Elijah Hall to Benjamin Franklin and John Adams
On board the Ship of War Ranger June 3rd. 1778
I request your Honours Favour in behalf of the Officers and Men, that you would point out some Method to bring the Prizes to sail, which we took on the late Cruize, as we are much in want of Cloathing and other Necessaries which we cannot do without. Many of Us have Wives and Children now suffering in America, the Time for which most of the People engag’d being now almost expired, and no prospect of going Home to relieve their distressed Families, as there was annex’d to their names the following sentence—and while absent from the eastern States which they declare to Capt. Jones that they know nothing of at signing, and of which they think he means to take an advantage; this and many other Deceptions they Charge Capt. Jones with; of which, I think it my Duty to inform you; He promised them half their Wages in France, which he has not done. Mr. Simpson is put in a common Goal for a supposed Breach of Orders who always supported the best of Characters from His Youth up. I humbly beg You would remove Him to some place suitable to a Gentleman of his Rank till there is an Opportunity to send Him home for Trial, which is his earnest desire, that so he may have justice done Him. All the People are dissatisfied with Capt. Jones, which is the sole Cause of the Disorder on board the Ship, which He charges His Officers with, that they have not kept good Order nor Discipline. I never knew of any disorderly Action till they found they were deceived and unfairly dealt with; they are well disciplined and will Load and Fire Cannon as fast as any Men in Europe.
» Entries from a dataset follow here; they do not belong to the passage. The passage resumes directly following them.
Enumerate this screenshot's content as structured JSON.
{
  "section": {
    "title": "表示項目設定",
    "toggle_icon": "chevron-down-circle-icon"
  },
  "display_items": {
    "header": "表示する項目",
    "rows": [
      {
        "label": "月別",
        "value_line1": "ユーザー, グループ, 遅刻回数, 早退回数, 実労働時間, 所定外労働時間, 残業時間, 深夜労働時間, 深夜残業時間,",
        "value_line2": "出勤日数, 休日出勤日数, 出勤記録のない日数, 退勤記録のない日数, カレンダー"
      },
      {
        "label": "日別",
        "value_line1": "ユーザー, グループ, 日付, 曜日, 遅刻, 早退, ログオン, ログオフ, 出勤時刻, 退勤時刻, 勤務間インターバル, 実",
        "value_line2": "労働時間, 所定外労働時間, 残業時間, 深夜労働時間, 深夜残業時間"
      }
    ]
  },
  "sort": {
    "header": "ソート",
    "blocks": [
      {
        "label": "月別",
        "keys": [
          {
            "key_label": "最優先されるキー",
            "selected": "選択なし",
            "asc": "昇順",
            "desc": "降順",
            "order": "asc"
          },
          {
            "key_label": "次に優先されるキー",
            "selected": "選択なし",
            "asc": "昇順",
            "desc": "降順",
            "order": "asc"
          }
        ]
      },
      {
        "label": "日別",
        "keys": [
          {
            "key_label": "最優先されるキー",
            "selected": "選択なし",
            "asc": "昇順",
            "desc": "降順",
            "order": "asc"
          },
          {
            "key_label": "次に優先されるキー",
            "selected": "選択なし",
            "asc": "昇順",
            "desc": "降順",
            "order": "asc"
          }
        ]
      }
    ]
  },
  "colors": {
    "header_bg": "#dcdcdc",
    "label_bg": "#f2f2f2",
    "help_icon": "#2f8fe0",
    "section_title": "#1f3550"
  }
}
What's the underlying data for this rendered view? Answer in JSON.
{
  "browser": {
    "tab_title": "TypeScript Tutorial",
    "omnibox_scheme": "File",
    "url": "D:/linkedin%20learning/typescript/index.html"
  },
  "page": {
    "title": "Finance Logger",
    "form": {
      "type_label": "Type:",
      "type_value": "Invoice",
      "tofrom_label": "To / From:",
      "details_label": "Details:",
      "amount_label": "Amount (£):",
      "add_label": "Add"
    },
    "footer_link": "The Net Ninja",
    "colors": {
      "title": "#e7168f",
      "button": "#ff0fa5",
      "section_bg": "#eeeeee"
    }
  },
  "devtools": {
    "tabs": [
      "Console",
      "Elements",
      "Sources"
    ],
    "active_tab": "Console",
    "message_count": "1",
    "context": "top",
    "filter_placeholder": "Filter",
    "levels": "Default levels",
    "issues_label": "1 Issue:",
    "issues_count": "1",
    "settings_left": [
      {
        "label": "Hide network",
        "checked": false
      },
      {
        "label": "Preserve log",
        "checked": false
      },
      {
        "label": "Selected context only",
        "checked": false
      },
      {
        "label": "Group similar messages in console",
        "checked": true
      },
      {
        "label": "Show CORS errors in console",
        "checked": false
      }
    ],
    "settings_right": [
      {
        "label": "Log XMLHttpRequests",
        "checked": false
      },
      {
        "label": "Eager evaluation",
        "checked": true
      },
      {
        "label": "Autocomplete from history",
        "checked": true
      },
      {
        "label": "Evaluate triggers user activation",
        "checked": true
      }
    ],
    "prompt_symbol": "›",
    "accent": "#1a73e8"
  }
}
The late action is a proof of it, although Capt. Jones gives them no honour, for it is reported about Brest that Capt. Jones said he was oblig’d to drive His Officers and Men to Quarters; which is scandalous to the last degree. I will venture to say that no Officers or Men were ever more willing for engaging than those of the Ranger, or ever behaved better; not a Man or Boy ever flinch’d from his Quarters to my knowledge during the action. Capt. Jones’s mode of Government is so far from that of Ours that no American of Spirit can ever serve with cheerfulness under Him. I beg your Honours would remove Me from under his Command Where I can do honour to myself and service to My Country. If this cannot be done must beg leave of your Honours to resign although I had much rather serve my bleeding Country.1 I have done every thing in my Power to keep peace and Harmony amongst the People; since we arriv’d here they are determined not to go out from this Port with Capt. Jones unless they are to go to America. We passed by many merchant Ships the last Cruize and left them unmolested; we went to get Honour and not Gain—we might as well have sent ten sail of Vessels into this Port as we did those that have arrived (had they not been retaken). We have been seven Months from America and not two of them at Sea, the most of Our time spent in Cutting our Masts and yards and altering Sails, to little or no purpose. Mr. Bursole has deny’d us all Supplies we can get no Beef but from the Kings Slaughter House and what we get is very Bad; we have three Hundred People to Feed. I hope Your Honours will take it into Consideration and adopt such measures as you shall see fit. I have the honour to be Gentn. your humble Servant
RC (PPAmP: Franklin Papers) addressed: “The Honourable The Commissioners for the United States of America At Paris au soins de Mr. grand Banquier Rue mort-marthe”; docketed: “Elijah Halls Letter from on Board the Ranger June 3. 1778.” The “3” was interlined and in another hand. Although addressed to “The Commissioners,” the caption for this letter is derived from Hall’s notation at the bottom of the last page of text: “The Honourable Messrs. Franklin & Adams.”
1. There is no evidence that the Commissioners acted on Hall’s request. He was, however, soon free from Jones’ command, for when the Ranger later sailed for America under the command of Thomas Simpson, Hall served as her first lieutenant. By 1782 Jones and Hall had become reconciled (John Henry Sherburne, Life and Character of the Chevalier John Paul Jones, Washington, 1825, p. 363–364; Augustus C. Buell, Paul Jones, 2 vols., N.Y., 1902, 2:79–80).